Our New ‘Innovation PM’ Needs Policies To Match

While it’s wonderful to hear the new Prime Minister wax lyrical about disruption and productivity, the real test will be putting some policy flesh on those rhetorical bones.

The recently ousted treasurer, Joe Hockey, used to talk a lot about innovation and disruption, and in much the same language as Prime Minister Malcolm Turnbull did announcing his new ministry.

Innovation was Hockey’s theme addressing the National Reform Summit in August. At a small business summit in July he declared that “global disruption is the new black”. When he addressed the Institute of Public Affairs in March, he marvelled at the possibilities and challenges of Uber, Airbnb and ASOS.

But for all that oratory, Hockey’s policy for these new firms was simply to bring them into the GST net, as happened with Uber and all online purchases.

And it’s not immediately obvious what the ideal role for government in innovation is.

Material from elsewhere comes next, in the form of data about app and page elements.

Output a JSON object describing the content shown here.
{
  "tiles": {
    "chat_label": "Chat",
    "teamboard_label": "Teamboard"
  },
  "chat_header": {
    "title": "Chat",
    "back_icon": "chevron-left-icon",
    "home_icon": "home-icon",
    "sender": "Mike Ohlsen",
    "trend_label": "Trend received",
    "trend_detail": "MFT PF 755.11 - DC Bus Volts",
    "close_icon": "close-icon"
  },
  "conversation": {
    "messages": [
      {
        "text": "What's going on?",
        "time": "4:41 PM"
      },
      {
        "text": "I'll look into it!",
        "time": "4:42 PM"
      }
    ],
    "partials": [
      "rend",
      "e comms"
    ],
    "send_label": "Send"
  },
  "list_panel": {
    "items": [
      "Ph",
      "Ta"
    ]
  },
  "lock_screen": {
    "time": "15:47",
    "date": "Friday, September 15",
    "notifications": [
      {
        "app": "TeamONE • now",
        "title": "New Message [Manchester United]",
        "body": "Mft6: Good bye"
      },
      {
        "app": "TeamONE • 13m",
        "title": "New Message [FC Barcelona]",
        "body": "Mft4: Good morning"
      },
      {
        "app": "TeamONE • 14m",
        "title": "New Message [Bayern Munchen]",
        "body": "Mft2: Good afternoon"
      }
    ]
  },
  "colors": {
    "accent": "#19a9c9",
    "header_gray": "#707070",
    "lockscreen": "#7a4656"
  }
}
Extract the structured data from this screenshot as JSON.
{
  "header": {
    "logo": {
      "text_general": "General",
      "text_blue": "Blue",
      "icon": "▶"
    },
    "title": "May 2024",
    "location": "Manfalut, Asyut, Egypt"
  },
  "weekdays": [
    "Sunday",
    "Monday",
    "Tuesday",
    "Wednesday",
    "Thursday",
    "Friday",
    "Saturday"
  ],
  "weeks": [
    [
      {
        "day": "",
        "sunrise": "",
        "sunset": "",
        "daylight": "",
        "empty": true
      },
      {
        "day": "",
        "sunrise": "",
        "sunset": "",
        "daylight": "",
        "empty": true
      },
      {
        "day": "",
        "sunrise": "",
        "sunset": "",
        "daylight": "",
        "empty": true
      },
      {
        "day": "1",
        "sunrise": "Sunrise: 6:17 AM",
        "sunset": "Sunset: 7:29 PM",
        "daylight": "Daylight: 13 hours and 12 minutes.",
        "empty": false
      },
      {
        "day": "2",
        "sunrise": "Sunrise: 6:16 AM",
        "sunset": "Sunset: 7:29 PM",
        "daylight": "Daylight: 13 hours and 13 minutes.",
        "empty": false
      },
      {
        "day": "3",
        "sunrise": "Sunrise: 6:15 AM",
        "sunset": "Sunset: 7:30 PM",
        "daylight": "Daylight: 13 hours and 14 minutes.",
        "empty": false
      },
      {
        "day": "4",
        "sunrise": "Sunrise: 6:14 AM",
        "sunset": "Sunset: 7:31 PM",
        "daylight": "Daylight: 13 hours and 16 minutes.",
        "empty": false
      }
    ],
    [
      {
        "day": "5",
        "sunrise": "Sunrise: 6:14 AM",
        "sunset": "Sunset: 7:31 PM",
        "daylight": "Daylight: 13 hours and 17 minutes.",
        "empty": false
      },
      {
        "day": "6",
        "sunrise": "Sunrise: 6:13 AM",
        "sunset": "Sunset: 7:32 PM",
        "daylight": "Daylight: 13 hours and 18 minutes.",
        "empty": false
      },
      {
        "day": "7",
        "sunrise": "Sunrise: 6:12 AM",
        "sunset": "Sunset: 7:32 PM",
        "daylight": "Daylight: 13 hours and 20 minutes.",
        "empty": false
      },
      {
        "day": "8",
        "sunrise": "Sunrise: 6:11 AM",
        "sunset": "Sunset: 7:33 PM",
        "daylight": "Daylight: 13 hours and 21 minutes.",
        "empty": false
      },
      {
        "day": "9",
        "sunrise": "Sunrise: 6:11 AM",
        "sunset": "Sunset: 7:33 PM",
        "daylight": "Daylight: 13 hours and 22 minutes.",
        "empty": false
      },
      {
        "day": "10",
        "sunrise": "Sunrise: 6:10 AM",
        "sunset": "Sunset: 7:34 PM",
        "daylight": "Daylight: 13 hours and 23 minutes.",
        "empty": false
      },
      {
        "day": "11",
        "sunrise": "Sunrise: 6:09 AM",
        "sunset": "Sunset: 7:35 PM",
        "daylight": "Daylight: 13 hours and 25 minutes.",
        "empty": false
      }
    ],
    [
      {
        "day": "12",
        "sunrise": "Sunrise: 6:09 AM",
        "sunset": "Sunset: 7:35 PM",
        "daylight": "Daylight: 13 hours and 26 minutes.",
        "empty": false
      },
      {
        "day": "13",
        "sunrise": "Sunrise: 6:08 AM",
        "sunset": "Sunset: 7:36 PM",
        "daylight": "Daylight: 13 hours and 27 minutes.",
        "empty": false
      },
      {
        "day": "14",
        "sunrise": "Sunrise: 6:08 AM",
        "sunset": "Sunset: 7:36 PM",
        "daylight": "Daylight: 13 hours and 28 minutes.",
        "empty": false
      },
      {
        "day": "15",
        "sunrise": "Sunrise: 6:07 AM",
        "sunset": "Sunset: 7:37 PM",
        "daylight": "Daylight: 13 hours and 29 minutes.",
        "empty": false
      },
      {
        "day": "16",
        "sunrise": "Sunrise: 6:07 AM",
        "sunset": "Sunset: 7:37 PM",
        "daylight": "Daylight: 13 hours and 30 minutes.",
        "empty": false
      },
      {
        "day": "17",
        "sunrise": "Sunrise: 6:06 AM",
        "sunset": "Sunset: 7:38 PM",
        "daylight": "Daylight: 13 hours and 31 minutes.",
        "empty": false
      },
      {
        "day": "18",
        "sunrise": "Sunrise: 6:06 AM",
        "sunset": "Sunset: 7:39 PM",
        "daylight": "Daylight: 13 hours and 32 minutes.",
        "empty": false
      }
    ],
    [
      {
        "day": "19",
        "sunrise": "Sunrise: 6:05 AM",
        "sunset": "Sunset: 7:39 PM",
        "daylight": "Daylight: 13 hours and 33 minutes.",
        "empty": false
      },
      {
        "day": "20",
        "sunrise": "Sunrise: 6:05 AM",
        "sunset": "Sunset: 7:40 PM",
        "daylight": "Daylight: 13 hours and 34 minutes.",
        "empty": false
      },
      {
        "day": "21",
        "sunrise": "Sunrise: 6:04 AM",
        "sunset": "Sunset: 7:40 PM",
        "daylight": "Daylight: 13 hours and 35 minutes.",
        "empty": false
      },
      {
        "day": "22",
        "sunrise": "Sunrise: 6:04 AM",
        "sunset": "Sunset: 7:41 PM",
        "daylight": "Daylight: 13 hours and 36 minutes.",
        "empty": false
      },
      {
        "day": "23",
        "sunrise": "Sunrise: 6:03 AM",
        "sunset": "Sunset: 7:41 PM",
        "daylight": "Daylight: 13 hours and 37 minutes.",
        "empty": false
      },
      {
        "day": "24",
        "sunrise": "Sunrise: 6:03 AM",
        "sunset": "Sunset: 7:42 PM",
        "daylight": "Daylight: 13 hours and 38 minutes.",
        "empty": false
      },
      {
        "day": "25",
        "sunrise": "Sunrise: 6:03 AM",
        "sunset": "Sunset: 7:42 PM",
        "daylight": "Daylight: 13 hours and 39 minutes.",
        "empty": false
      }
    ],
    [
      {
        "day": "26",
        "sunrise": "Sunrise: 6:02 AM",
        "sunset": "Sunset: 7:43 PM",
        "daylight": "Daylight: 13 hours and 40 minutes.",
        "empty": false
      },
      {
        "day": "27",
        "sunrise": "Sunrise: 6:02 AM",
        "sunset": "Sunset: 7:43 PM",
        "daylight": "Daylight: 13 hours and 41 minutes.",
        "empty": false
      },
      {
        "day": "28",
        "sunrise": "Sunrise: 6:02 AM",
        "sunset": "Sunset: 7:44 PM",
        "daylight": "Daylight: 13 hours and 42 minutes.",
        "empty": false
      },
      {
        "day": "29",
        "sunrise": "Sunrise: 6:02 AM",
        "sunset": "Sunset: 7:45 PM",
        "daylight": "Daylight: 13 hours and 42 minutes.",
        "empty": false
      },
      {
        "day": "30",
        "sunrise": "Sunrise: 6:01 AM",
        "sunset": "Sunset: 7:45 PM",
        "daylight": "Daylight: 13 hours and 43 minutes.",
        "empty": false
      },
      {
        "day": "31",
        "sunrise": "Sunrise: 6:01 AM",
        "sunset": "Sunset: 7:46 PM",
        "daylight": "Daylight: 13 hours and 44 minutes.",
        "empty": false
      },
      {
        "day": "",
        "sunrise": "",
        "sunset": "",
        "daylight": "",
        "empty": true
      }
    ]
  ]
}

We already sponsor, support and subsidise science, engineering, technology, invention and innovation in many different ways. The research and development tax incentive offsets R&D costs against corporate taxation. The patent system is meant to give inventors an incentive to invent things. In 2001 the government introduced an “innovation patent” for incremental changes to business practice.

The Commonwealth Scientific and Industrial Research Organisation (CSIRO) receives $750 million a year to conduct scientific research for the good of industry and encourage commercialisation. Then there’s all the money we give to universities for research – which Ian MacFarlane, the now-former industry minister, wanted to tie to commercialisation.

Innovation policy can easily become as much a boondoggle as any Alice to Darwin railway. State governments have been burning money on wasteful “innovation” policies for decades. Every new premier wants their capital to become Silicon Valley. But who now remembers ComTechPort?

We actually know very little about why economies innovate, let alone how we might encourage them to innovate more.

Take the oldest innovation policy on the books – the patent system. Patents might in fact discourage innovation as much as they encourage innovation. In the classical model of innovation market failure, inventors won’t invest in inventing unless they are protected from free-riders copying their invention for a period of time. Hence patents offer a temporary monopoly.

But if that monopoly is too long or too strict it could prevent new inventions leap-frogging old ones, or prevent inventions being adopted across the economy. We have no reason to believe governments have struck the correct balance here.

Last month the Productivity Commission launched an inquiry into intellectual property. Hopefully under the Turnbull Government this inquiry might be able to make a difference.

My colleague Sinclair Davidson has challenged the idea that there is a market failure even in basic scientific research. The assumptions underpinning the standard blackboard arguments for market failure in science do not hold up. He finds that government spending on science is probably a net drain on the economy – despite the fantastic claims of supporters of science spending.

Whether you accept this or not, the fact remains that while we know that technology and innovation is at the heart of economic growth, there’s no off-the-shelf policy to suit.

Refashioning 1970s-style industry policy with a technology and science focus isn’t going to cut it. Christopher Pyne should be cautious with his new role as Minister for Industry, Innovation and Science. The position could easily become a useless financial black hole.

What’s more prospective is Turnbull’s focus on the “rapidly changing, disruptive environment”.

Ever since he launched his challenge, you get the impression he’s been restraining himself from blurting out “Uber” at every press conference. Over the last year both sides of politics have been trying to grab the future-y high ground of the sharing economy (like Labor’s Andrew Leigh, Clare O’Neil and Tim Watts).

But the lesson of sharing economy firms like Uber is that innovation comes from below. The political battle we’re seeing now between Uber and the taxi industry is a peek at a future where technology butts up against regulation – and the wealthy economic interests that regulation supports.

At the very least a focus on disruption and change is a base on which Turnbull can revitalise the Government’s lagging deregulation agenda. Not just because deregulation will save firms money, as the Abbott government argued, but because it will unleash their potential.

But it’s also a firm intellectual base on which Turnbull can pursue his broader innovation agenda.

Rather than looking to pour more money into government commercialisation and science programs, the new Prime Minister should be looking at this issue from the other side of the glass. What does the Government do right now that prevents industry from innovating itself?

Turnbull opened his bid for leadership with an argument: “Our values of free enterprise, of individual initiative, of freedom, this is what you need to be a successful, agile economy in 2015”.

Fine, heartening words. But it will be quite a trick to turn those words into a reform agenda, let alone a productivity boost.